Instructions to follow. Every entry below should be reproduced exactly, with all pictures left out.
━━━ Given data
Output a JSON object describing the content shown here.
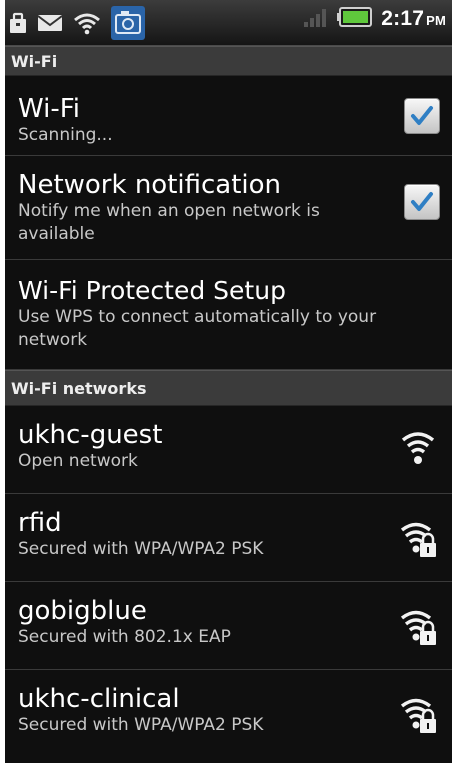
{
  "status_bar": {
    "time": "2:17",
    "ampm": "PM",
    "icons": [
      "briefcase-icon",
      "mail-icon",
      "wifi-signal-icon",
      "camera-icon",
      "cell-signal-icon",
      "battery-icon"
    ]
  },
  "wifi_section": {
    "header": "Wi-Fi",
    "wifi_toggle": {
      "title": "Wi-Fi",
      "subtitle": "Scanning...",
      "checked": true
    },
    "network_notification": {
      "title": "Network notification",
      "subtitle": "Notify me when an open network is available",
      "checked": true
    },
    "wps": {
      "title": "Wi-Fi Protected Setup",
      "subtitle": "Use WPS to connect automatically to your network"
    }
  },
  "networks_section": {
    "header": "Wi-Fi networks",
    "networks": [
      {
        "name": "ukhc-guest",
        "security": "Open network",
        "icon": "wifi-open-icon"
      },
      {
        "name": "rfid",
        "security": "Secured with WPA/WPA2 PSK",
        "icon": "wifi-locked-icon"
      },
      {
        "name": "gobigblue",
        "security": "Secured with 802.1x EAP",
        "icon": "wifi-locked-icon"
      },
      {
        "name": "ukhc-clinical",
        "security": "Secured with WPA/WPA2 PSK",
        "icon": "wifi-locked-icon"
      }
    ]
  },
  "colors": {
    "background": "#0f0f0f",
    "header_bg": "#3b3b3b",
    "check_blue": "#2f7fc4"
  }
}
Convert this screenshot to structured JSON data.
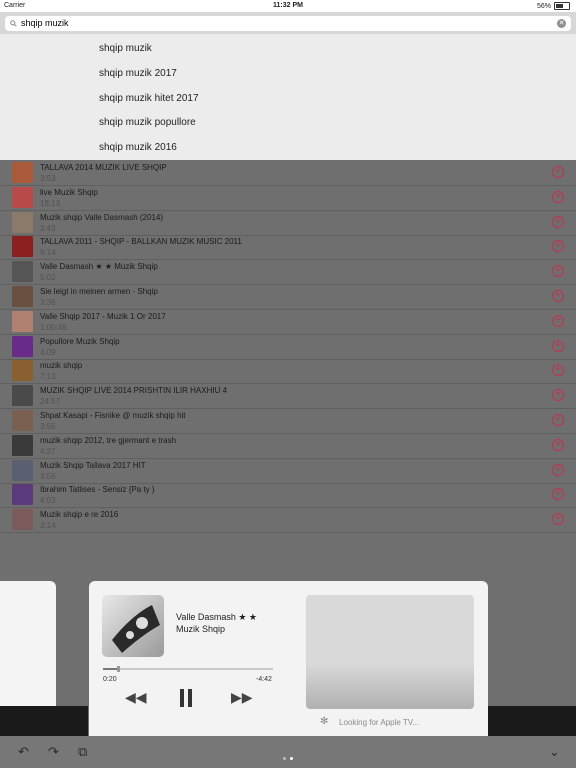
{
  "status": {
    "carrier": "Carrier",
    "time": "11:32 PM",
    "battery": "56%"
  },
  "search": {
    "value": "shqip muzik"
  },
  "suggestions": [
    "shqip muzik",
    "shqip muzik 2017",
    "shqip muzik hitet 2017",
    "shqip muzik popullore",
    "shqip muzik 2016"
  ],
  "songs": [
    {
      "title": "TALLAVA 2014 MUZIK LIVE SHQIP",
      "duration": "3:53",
      "color": "#a85a3a"
    },
    {
      "title": "live  Muzik Shqip",
      "duration": "18:13",
      "color": "#b84a4a"
    },
    {
      "title": "Muzik shqip Valle Dasmash (2014)",
      "duration": "3:43",
      "color": "#8a7a6a"
    },
    {
      "title": "TALLAVA 2011 - SHQIP - BALLKAN MUZIK MUSIC 2011",
      "duration": "9:14",
      "color": "#8a2020"
    },
    {
      "title": "Valle Dasmash ★ ★ Muzik Shqip",
      "duration": "5:02",
      "color": "#555555"
    },
    {
      "title": "Sie leigt in meinen armen - Shqip",
      "duration": "3:36",
      "color": "#6a5040"
    },
    {
      "title": "Valle Shqip 2017 - Muzik 1 Or 2017",
      "duration": "1:00:46",
      "color": "#b08070"
    },
    {
      "title": "Popullore Muzik Shqip",
      "duration": "4:09",
      "color": "#6a2a8a"
    },
    {
      "title": "muzik shqip",
      "duration": "7:13",
      "color": "#8a6030"
    },
    {
      "title": "MUZIK SHQIP  LIVE  2014 PRISHTIN  ILIR HAXHIU 4",
      "duration": "24:57",
      "color": "#4a4a4a"
    },
    {
      "title": "Shpat Kasapi - Fisnike @ muzik shqip hit",
      "duration": "3:55",
      "color": "#7a6050"
    },
    {
      "title": "muzik shqip 2012, tre gjermant e trash",
      "duration": "4:27",
      "color": "#3a3a3a"
    },
    {
      "title": "Muzik Shqip Tallava 2017 HIT",
      "duration": "3:56",
      "color": "#5a6070"
    },
    {
      "title": "Ibrahim Tatlises - Sensiz {Pa ty }",
      "duration": "4:03",
      "color": "#5a3a7a"
    },
    {
      "title": "Muzik shqip e re 2016",
      "duration": "3:14",
      "color": "#7a5a5a"
    }
  ],
  "player": {
    "title": "Valle Dasmash ★ ★",
    "artist": "Muzik Shqip",
    "elapsed": "0:20",
    "remaining": "-4:42",
    "progress": 0.08,
    "airplay_status": "Looking for Apple TV..."
  },
  "icons": {
    "search": "search-icon",
    "clear": "clear-icon",
    "add": "add-icon",
    "rewind": "rewind-icon",
    "pause": "pause-icon",
    "forward": "forward-icon"
  }
}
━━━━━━
Exercise output.
Output a JSON object describing the content shown here.
{
  "status_bar": {
    "time": "2:17",
    "ampm": "PM",
    "icons": [
      "briefcase-icon",
      "mail-icon",
      "wifi-signal-icon",
      "camera-icon",
      "cell-signal-icon",
      "battery-icon"
    ]
  },
  "wifi_section": {
    "header": "Wi-Fi",
    "wifi_toggle": {
      "title": "Wi-Fi",
      "subtitle": "Scanning...",
      "checked": true
    },
    "network_notification": {
      "title": "Network notification",
      "subtitle": "Notify me when an open network is available",
      "checked": true
    },
    "wps": {
      "title": "Wi-Fi Protected Setup",
      "subtitle": "Use WPS to connect automatically to your network"
    }
  },
  "networks_section": {
    "header": "Wi-Fi networks",
    "networks": [
      {
        "name": "ukhc-guest",
        "security": "Open network",
        "icon": "wifi-open-icon"
      },
      {
        "name": "rfid",
        "security": "Secured with WPA/WPA2 PSK",
        "icon": "wifi-locked-icon"
      },
      {
        "name": "gobigblue",
        "security": "Secured with 802.1x EAP",
        "icon": "wifi-locked-icon"
      },
      {
        "name": "ukhc-clinical",
        "security": "Secured with WPA/WPA2 PSK",
        "icon": "wifi-locked-icon"
      }
    ]
  },
  "colors": {
    "background": "#0f0f0f",
    "header_bg": "#3b3b3b",
    "check_blue": "#2f7fc4"
  }
}
Convert this screenshot to structured JSON data.
{
  "status": {
    "carrier": "Carrier",
    "time": "11:32 PM",
    "battery": "56%"
  },
  "search": {
    "value": "shqip muzik"
  },
  "suggestions": [
    "shqip muzik",
    "shqip muzik 2017",
    "shqip muzik hitet 2017",
    "shqip muzik popullore",
    "shqip muzik 2016"
  ],
  "songs": [
    {
      "title": "TALLAVA 2014 MUZIK LIVE SHQIP",
      "duration": "3:53",
      "color": "#a85a3a"
    },
    {
      "title": "live  Muzik Shqip",
      "duration": "18:13",
      "color": "#b84a4a"
    },
    {
      "title": "Muzik shqip Valle Dasmash (2014)",
      "duration": "3:43",
      "color": "#8a7a6a"
    },
    {
      "title": "TALLAVA 2011 - SHQIP - BALLKAN MUZIK MUSIC 2011",
      "duration": "9:14",
      "color": "#8a2020"
    },
    {
      "title": "Valle Dasmash ★ ★ Muzik Shqip",
      "duration": "5:02",
      "color": "#555555"
    },
    {
      "title": "Sie leigt in meinen armen - Shqip",
      "duration": "3:36",
      "color": "#6a5040"
    },
    {
      "title": "Valle Shqip 2017 - Muzik 1 Or 2017",
      "duration": "1:00:46",
      "color": "#b08070"
    },
    {
      "title": "Popullore Muzik Shqip",
      "duration": "4:09",
      "color": "#6a2a8a"
    },
    {
      "title": "muzik shqip",
      "duration": "7:13",
      "color": "#8a6030"
    },
    {
      "title": "MUZIK SHQIP  LIVE  2014 PRISHTIN  ILIR HAXHIU 4",
      "duration": "24:57",
      "color": "#4a4a4a"
    },
    {
      "title": "Shpat Kasapi - Fisnike @ muzik shqip hit",
      "duration": "3:55",
      "color": "#7a6050"
    },
    {
      "title": "muzik shqip 2012, tre gjermant e trash",
      "duration": "4:27",
      "color": "#3a3a3a"
    },
    {
      "title": "Muzik Shqip Tallava 2017 HIT",
      "duration": "3:56",
      "color": "#5a6070"
    },
    {
      "title": "Ibrahim Tatlises - Sensiz {Pa ty }",
      "duration": "4:03",
      "color": "#5a3a7a"
    },
    {
      "title": "Muzik shqip e re 2016",
      "duration": "3:14",
      "color": "#7a5a5a"
    }
  ],
  "player": {
    "title": "Valle Dasmash ★ ★",
    "artist": "Muzik Shqip",
    "elapsed": "0:20",
    "remaining": "-4:42",
    "progress": 0.08,
    "airplay_status": "Looking for Apple TV..."
  },
  "icons": {
    "search": "search-icon",
    "clear": "clear-icon",
    "add": "add-icon",
    "rewind": "rewind-icon",
    "pause": "pause-icon",
    "forward": "forward-icon"
  }
}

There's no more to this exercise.